Advertisers, Altria Oppose Restrictions in Tobacco Bill

The newly-passed FDA tobacco bill, and the restrictions it places on cigarette advertising, are already drawing opposition from the Association of National Advertisers (ANA), a group of 340 companies that spend more than $100 billion a year on marketing and advertising. The new rules will ban outdoor advertising for tobacco within 1,000 feet of schools and playgrounds, and restrict many forms of print advertising to black-and-white text only. The ANA predicts that federal courts will throw out the new marketing restrictions. Tobacco companies have also started complaining about the bill's restrictions. Even Altria Group, the parent company of Phillip Morris, which helped draft the bill and supported the legislation, said in a statement last week that it believed some of the marketing restrictions were illegal. Legal experts have said a court challenge of the bill on First Amendment grounds is virtually certain.

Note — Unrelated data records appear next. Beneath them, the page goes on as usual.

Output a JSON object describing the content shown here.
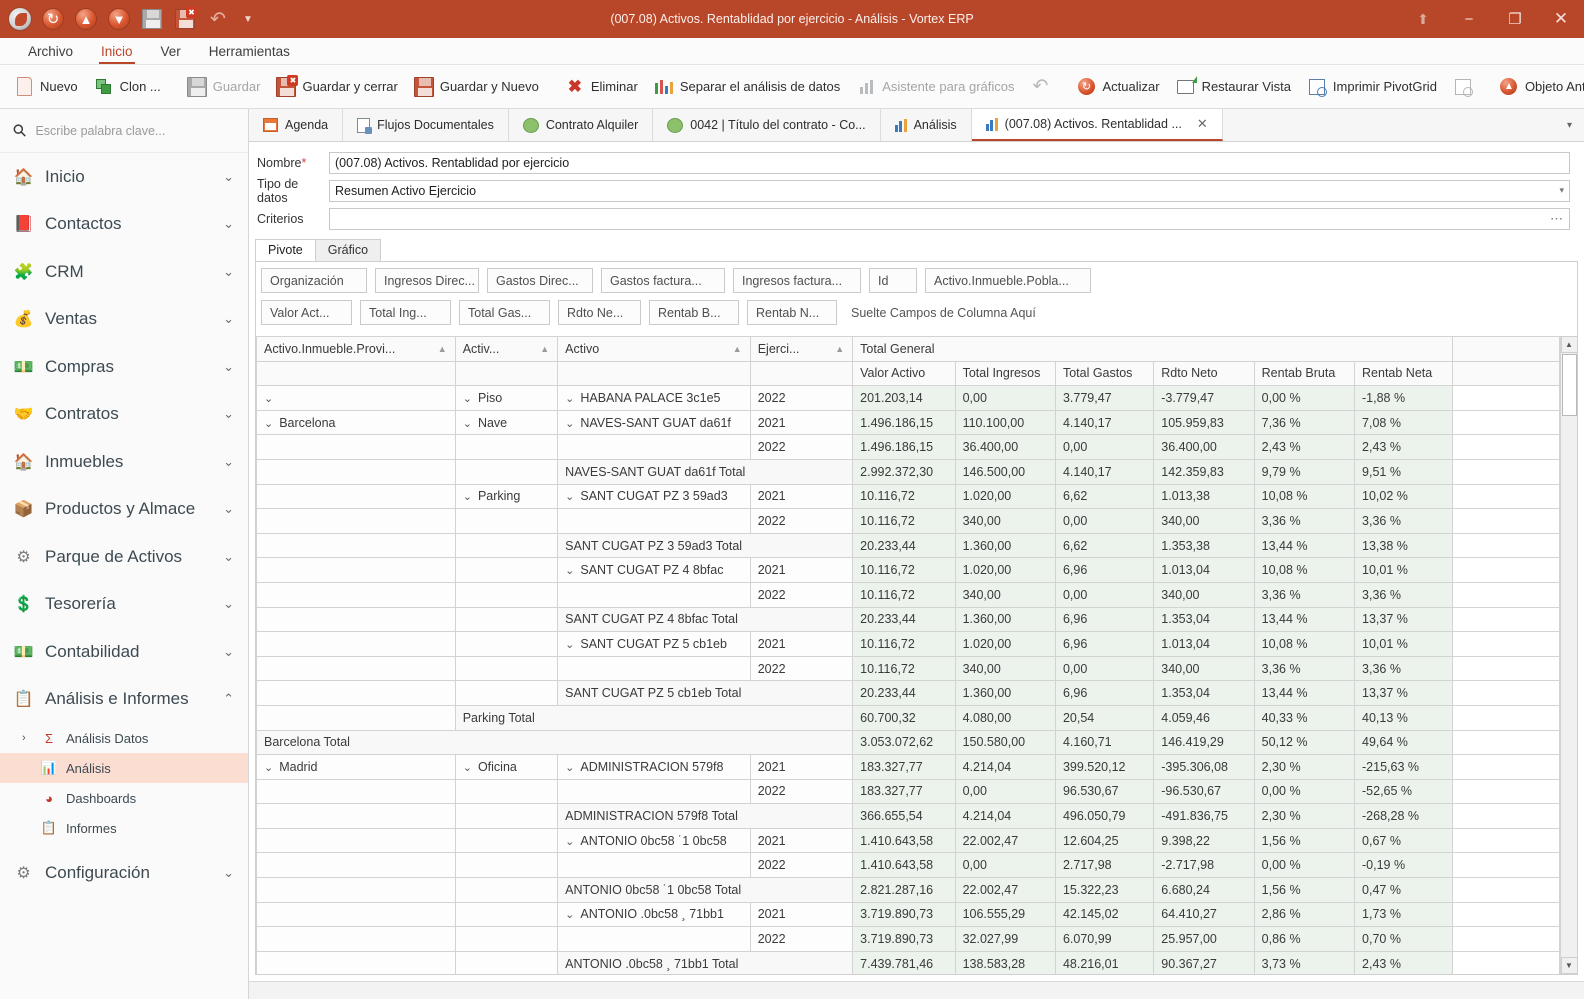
{
  "window": {
    "title": "(007.08) Activos. Rentablidad por ejercicio - Análisis - Vortex ERP",
    "accent": "#b8472a",
    "controls": {
      "ribbon": "⬆",
      "minimize": "−",
      "maximize": "❐",
      "close": "✕"
    }
  },
  "quick_access": [
    {
      "name": "app-orb",
      "label": ""
    },
    {
      "name": "refresh",
      "label": ""
    },
    {
      "name": "up",
      "label": "↑"
    },
    {
      "name": "down",
      "label": "↓"
    },
    {
      "name": "save",
      "label": ""
    },
    {
      "name": "save-close",
      "label": ""
    },
    {
      "name": "undo",
      "label": "↩"
    },
    {
      "name": "more",
      "label": "▾"
    }
  ],
  "menubar": [
    {
      "label": "Archivo",
      "active": false
    },
    {
      "label": "Inicio",
      "active": true
    },
    {
      "label": "Ver",
      "active": false
    },
    {
      "label": "Herramientas",
      "active": false
    }
  ],
  "ribbon": [
    {
      "label": "Nuevo",
      "icon": "new-doc-icon",
      "disabled": false
    },
    {
      "label": "Clon ...",
      "icon": "clone-icon",
      "disabled": false
    },
    {
      "label": "Guardar",
      "icon": "save-icon",
      "disabled": true
    },
    {
      "label": "Guardar y cerrar",
      "icon": "save-close-icon",
      "disabled": false
    },
    {
      "label": "Guardar y Nuevo",
      "icon": "save-new-icon",
      "disabled": false
    },
    {
      "label": "Eliminar",
      "icon": "delete-icon",
      "disabled": false
    },
    {
      "label": "Separar el análisis de datos",
      "icon": "split-analysis-icon",
      "disabled": false
    },
    {
      "label": "Asistente para gráficos",
      "icon": "chart-wizard-icon",
      "disabled": true
    },
    {
      "label": "",
      "icon": "undo-icon",
      "disabled": true
    },
    {
      "label": "Actualizar",
      "icon": "refresh-icon",
      "disabled": false
    },
    {
      "label": "Restaurar Vista",
      "icon": "restore-view-icon",
      "disabled": false
    },
    {
      "label": "Imprimir PivotGrid",
      "icon": "print-pivotgrid-icon",
      "disabled": false
    },
    {
      "label": "",
      "icon": "print-preview-icon",
      "disabled": true
    },
    {
      "label": "Objeto Anterior",
      "icon": "previous-object-icon",
      "disabled": false
    },
    {
      "label": "",
      "icon": "next-object-icon",
      "disabled": false
    },
    {
      "label": "",
      "icon": "close-object-icon",
      "disabled": false
    }
  ],
  "sidebar": {
    "search_placeholder": "Escribe palabra clave...",
    "items": [
      {
        "label": "Inicio",
        "icon": "home-icon",
        "glyph": "🏠",
        "expanded": false
      },
      {
        "label": "Contactos",
        "icon": "contacts-icon",
        "glyph": "📕",
        "expanded": false
      },
      {
        "label": "CRM",
        "icon": "crm-icon",
        "glyph": "🧩",
        "expanded": false
      },
      {
        "label": "Ventas",
        "icon": "sales-icon",
        "glyph": "💰",
        "expanded": false
      },
      {
        "label": "Compras",
        "icon": "purchases-icon",
        "glyph": "💶",
        "expanded": false
      },
      {
        "label": "Contratos",
        "icon": "contracts-icon",
        "glyph": "🤝",
        "expanded": false
      },
      {
        "label": "Inmuebles",
        "icon": "properties-icon",
        "glyph": "🏠",
        "expanded": false
      },
      {
        "label": "Productos y Almace",
        "icon": "products-warehouse-icon",
        "glyph": "📦",
        "expanded": false
      },
      {
        "label": "Parque de Activos",
        "icon": "assets-icon",
        "glyph": "⚙",
        "expanded": false
      },
      {
        "label": "Tesorería",
        "icon": "treasury-icon",
        "glyph": "💱",
        "expanded": false
      },
      {
        "label": "Contabilidad",
        "icon": "accounting-icon",
        "glyph": "💵",
        "expanded": false
      },
      {
        "label": "Análisis e Informes",
        "icon": "analysis-reports-icon",
        "glyph": "📋",
        "expanded": true
      },
      {
        "label": "Configuración",
        "icon": "settings-icon",
        "glyph": "⚙",
        "expanded": false
      }
    ],
    "sub_items": [
      {
        "label": "Análisis Datos",
        "icon": "sigma-icon",
        "caret": "›",
        "selected": false
      },
      {
        "label": "Análisis",
        "icon": "analysis-icon",
        "caret": "",
        "selected": true
      },
      {
        "label": "Dashboards",
        "icon": "dashboards-icon",
        "caret": "",
        "selected": false
      },
      {
        "label": "Informes",
        "icon": "reports-icon",
        "caret": "",
        "selected": false
      }
    ],
    "chevron_collapsed": "⌄",
    "chevron_expanded": "⌃"
  },
  "doc_tabs": [
    {
      "label": "Agenda",
      "icon": "agenda-icon",
      "active": false,
      "closable": false
    },
    {
      "label": "Flujos Documentales",
      "icon": "document-flows-icon",
      "active": false,
      "closable": false
    },
    {
      "label": "Contrato Alquiler",
      "icon": "rental-contract-icon",
      "active": false,
      "closable": false
    },
    {
      "label": "0042 | Título del contrato - Co...",
      "icon": "contract-icon",
      "active": false,
      "closable": false
    },
    {
      "label": "Análisis",
      "icon": "analysis-icon",
      "active": false,
      "closable": false
    },
    {
      "label": "(007.08) Activos. Rentablidad ...",
      "icon": "analysis-icon",
      "active": true,
      "closable": true
    }
  ],
  "tab_close_glyph": "✕",
  "tabstrip_dropdown": "▾",
  "form": {
    "fields": [
      {
        "label": "Nombre",
        "required": true,
        "value": "(007.08) Activos. Rentablidad por ejercicio",
        "control": "text"
      },
      {
        "label": "Tipo de datos",
        "required": false,
        "value": "Resumen Activo Ejercicio",
        "control": "dropdown"
      },
      {
        "label": "Criterios",
        "required": false,
        "value": "",
        "control": "ellipsis"
      }
    ],
    "dropdown_glyph": "▾",
    "ellipsis_glyph": "⋯"
  },
  "pivot_tabs": [
    {
      "label": "Pivote",
      "active": true
    },
    {
      "label": "Gráfico",
      "active": false
    }
  ],
  "field_zone": {
    "row1": [
      "Organización",
      "Ingresos Direc...",
      "Gastos Direc...",
      "Gastos factura...",
      "Ingresos factura...",
      "Id",
      "Activo.Inmueble.Pobla..."
    ],
    "row2": [
      "Valor Act...",
      "Total Ing...",
      "Total Gas...",
      "Rdto Ne...",
      "Rentab B...",
      "Rentab N..."
    ],
    "column_drop_hint": "Suelte Campos de Columna Aquí"
  },
  "chart_data": {
    "type": "table",
    "title": "(007.08) Activos. Rentablidad por ejercicio",
    "row_field_headers": [
      {
        "label": "Activo.Inmueble.Provi...",
        "sort": "▲"
      },
      {
        "label": "Activ...",
        "sort": "▲"
      },
      {
        "label": "Activo",
        "sort": "▲"
      },
      {
        "label": "Ejerci...",
        "sort": "▲"
      }
    ],
    "grand_total_label": "Total General",
    "columns": [
      "Valor Activo",
      "Total Ingresos",
      "Total Gastos",
      "Rdto Neto",
      "Rentab Bruta",
      "Rentab Neta"
    ],
    "rows": [
      {
        "type": "data",
        "provincia": "",
        "provincia_chevron": true,
        "tipo": "Piso",
        "tipo_chevron": true,
        "activo": "HABANA PALACE 3c1e5",
        "activo_chevron": true,
        "ejercicio": "2022",
        "values": [
          "201.203,14",
          "0,00",
          "3.779,47",
          "-3.779,47",
          "0,00 %",
          "-1,88 %"
        ]
      },
      {
        "type": "data",
        "provincia": "Barcelona",
        "provincia_chevron": true,
        "tipo": "Nave",
        "tipo_chevron": true,
        "activo": "NAVES-SANT GUAT da61f",
        "activo_chevron": true,
        "ejercicio": "2021",
        "values": [
          "1.496.186,15",
          "110.100,00",
          "4.140,17",
          "105.959,83",
          "7,36 %",
          "7,08 %"
        ]
      },
      {
        "type": "data",
        "provincia": "",
        "provincia_chevron": false,
        "tipo": "",
        "tipo_chevron": false,
        "activo": "",
        "activo_chevron": false,
        "ejercicio": "2022",
        "values": [
          "1.496.186,15",
          "36.400,00",
          "0,00",
          "36.400,00",
          "2,43 %",
          "2,43 %"
        ]
      },
      {
        "type": "subtotal",
        "label": "NAVES-SANT GUAT da61f Total",
        "level": "activo",
        "values": [
          "2.992.372,30",
          "146.500,00",
          "4.140,17",
          "142.359,83",
          "9,79 %",
          "9,51 %"
        ]
      },
      {
        "type": "data",
        "provincia": "",
        "provincia_chevron": false,
        "tipo": "Parking",
        "tipo_chevron": true,
        "activo": "SANT CUGAT PZ 3 59ad3",
        "activo_chevron": true,
        "ejercicio": "2021",
        "values": [
          "10.116,72",
          "1.020,00",
          "6,62",
          "1.013,38",
          "10,08 %",
          "10,02 %"
        ]
      },
      {
        "type": "data",
        "provincia": "",
        "provincia_chevron": false,
        "tipo": "",
        "tipo_chevron": false,
        "activo": "",
        "activo_chevron": false,
        "ejercicio": "2022",
        "values": [
          "10.116,72",
          "340,00",
          "0,00",
          "340,00",
          "3,36 %",
          "3,36 %"
        ]
      },
      {
        "type": "subtotal",
        "label": "SANT CUGAT PZ 3 59ad3 Total",
        "level": "activo",
        "values": [
          "20.233,44",
          "1.360,00",
          "6,62",
          "1.353,38",
          "13,44 %",
          "13,38 %"
        ]
      },
      {
        "type": "data",
        "provincia": "",
        "provincia_chevron": false,
        "tipo": "",
        "tipo_chevron": false,
        "activo": "SANT CUGAT PZ 4 8bfac",
        "activo_chevron": true,
        "ejercicio": "2021",
        "values": [
          "10.116,72",
          "1.020,00",
          "6,96",
          "1.013,04",
          "10,08 %",
          "10,01 %"
        ]
      },
      {
        "type": "data",
        "provincia": "",
        "provincia_chevron": false,
        "tipo": "",
        "tipo_chevron": false,
        "activo": "",
        "activo_chevron": false,
        "ejercicio": "2022",
        "values": [
          "10.116,72",
          "340,00",
          "0,00",
          "340,00",
          "3,36 %",
          "3,36 %"
        ]
      },
      {
        "type": "subtotal",
        "label": "SANT CUGAT PZ 4 8bfac Total",
        "level": "activo",
        "values": [
          "20.233,44",
          "1.360,00",
          "6,96",
          "1.353,04",
          "13,44 %",
          "13,37 %"
        ]
      },
      {
        "type": "data",
        "provincia": "",
        "provincia_chevron": false,
        "tipo": "",
        "tipo_chevron": false,
        "activo": "SANT CUGAT PZ 5 cb1eb",
        "activo_chevron": true,
        "ejercicio": "2021",
        "values": [
          "10.116,72",
          "1.020,00",
          "6,96",
          "1.013,04",
          "10,08 %",
          "10,01 %"
        ]
      },
      {
        "type": "data",
        "provincia": "",
        "provincia_chevron": false,
        "tipo": "",
        "tipo_chevron": false,
        "activo": "",
        "activo_chevron": false,
        "ejercicio": "2022",
        "values": [
          "10.116,72",
          "340,00",
          "0,00",
          "340,00",
          "3,36 %",
          "3,36 %"
        ]
      },
      {
        "type": "subtotal",
        "label": "SANT CUGAT PZ 5 cb1eb Total",
        "level": "activo",
        "values": [
          "20.233,44",
          "1.360,00",
          "6,96",
          "1.353,04",
          "13,44 %",
          "13,37 %"
        ]
      },
      {
        "type": "subtotal",
        "label": "Parking Total",
        "level": "tipo",
        "values": [
          "60.700,32",
          "4.080,00",
          "20,54",
          "4.059,46",
          "40,33 %",
          "40,13 %"
        ]
      },
      {
        "type": "subtotal",
        "label": "Barcelona Total",
        "level": "provincia",
        "values": [
          "3.053.072,62",
          "150.580,00",
          "4.160,71",
          "146.419,29",
          "50,12 %",
          "49,64 %"
        ]
      },
      {
        "type": "data",
        "provincia": "Madrid",
        "provincia_chevron": true,
        "tipo": "Oficina",
        "tipo_chevron": true,
        "activo": "ADMINISTRACION  579f8",
        "activo_chevron": true,
        "ejercicio": "2021",
        "values": [
          "183.327,77",
          "4.214,04",
          "399.520,12",
          "-395.306,08",
          "2,30 %",
          "-215,63 %"
        ]
      },
      {
        "type": "data",
        "provincia": "",
        "provincia_chevron": false,
        "tipo": "",
        "tipo_chevron": false,
        "activo": "",
        "activo_chevron": false,
        "ejercicio": "2022",
        "values": [
          "183.327,77",
          "0,00",
          "96.530,67",
          "-96.530,67",
          "0,00 %",
          "-52,65 %"
        ]
      },
      {
        "type": "subtotal",
        "label": "ADMINISTRACION  579f8 Total",
        "level": "activo",
        "values": [
          "366.655,54",
          "4.214,04",
          "496.050,79",
          "-491.836,75",
          "2,30 %",
          "-268,28 %"
        ]
      },
      {
        "type": "data",
        "provincia": "",
        "provincia_chevron": false,
        "tipo": "",
        "tipo_chevron": false,
        "activo": "ANTONIO  0bc58 ˙1 0bc58",
        "activo_chevron": true,
        "ejercicio": "2021",
        "values": [
          "1.410.643,58",
          "22.002,47",
          "12.604,25",
          "9.398,22",
          "1,56 %",
          "0,67 %"
        ]
      },
      {
        "type": "data",
        "provincia": "",
        "provincia_chevron": false,
        "tipo": "",
        "tipo_chevron": false,
        "activo": "",
        "activo_chevron": false,
        "ejercicio": "2022",
        "values": [
          "1.410.643,58",
          "0,00",
          "2.717,98",
          "-2.717,98",
          "0,00 %",
          "-0,19 %"
        ]
      },
      {
        "type": "subtotal",
        "label": "ANTONIO  0bc58 ˙1 0bc58 Total",
        "level": "activo",
        "values": [
          "2.821.287,16",
          "22.002,47",
          "15.322,23",
          "6.680,24",
          "1,56 %",
          "0,47 %"
        ]
      },
      {
        "type": "data",
        "provincia": "",
        "provincia_chevron": false,
        "tipo": "",
        "tipo_chevron": false,
        "activo": "ANTONIO .0bc58 ¸ 71bb1",
        "activo_chevron": true,
        "ejercicio": "2021",
        "values": [
          "3.719.890,73",
          "106.555,29",
          "42.145,02",
          "64.410,27",
          "2,86 %",
          "1,73 %"
        ]
      },
      {
        "type": "data",
        "provincia": "",
        "provincia_chevron": false,
        "tipo": "",
        "tipo_chevron": false,
        "activo": "",
        "activo_chevron": false,
        "ejercicio": "2022",
        "values": [
          "3.719.890,73",
          "32.027,99",
          "6.070,99",
          "25.957,00",
          "0,86 %",
          "0,70 %"
        ]
      },
      {
        "type": "subtotal",
        "label": "ANTONIO .0bc58 ¸ 71bb1 Total",
        "level": "activo",
        "values": [
          "7.439.781,46",
          "138.583,28",
          "48.216,01",
          "90.367,27",
          "3,73 %",
          "2,43 %"
        ]
      }
    ],
    "row_chevron": "⌄"
  },
  "scrollbar": {
    "up": "▲",
    "down": "▼"
  }
}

Of course the tobacco companies' right to addict kids needs to be protected, clearly that's what the first amendment is for. This just goes to show why the legal status of tobacco companies should be changed. That goes for any other company whose product kills when used as directed, they shouldn't be treated like everyone else.

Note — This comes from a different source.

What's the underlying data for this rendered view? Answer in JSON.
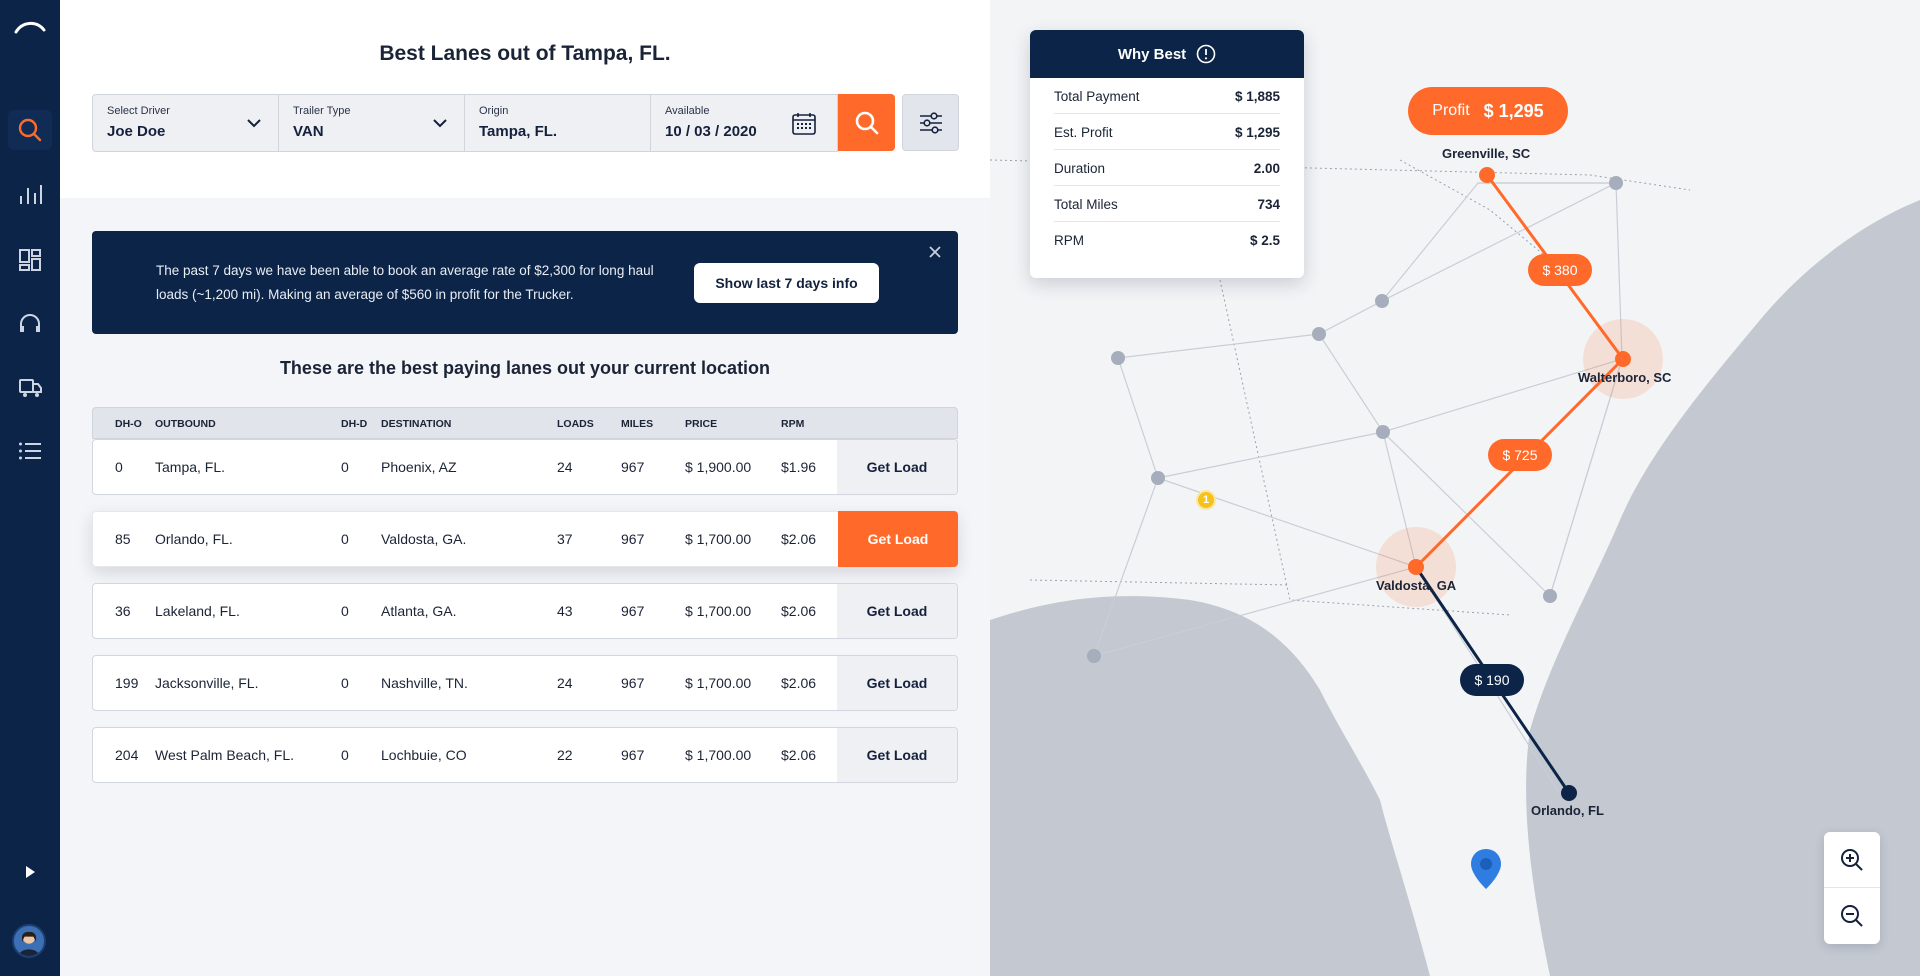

and shouldn't have the same rights to free expression as citizens - until this is changed nothing else will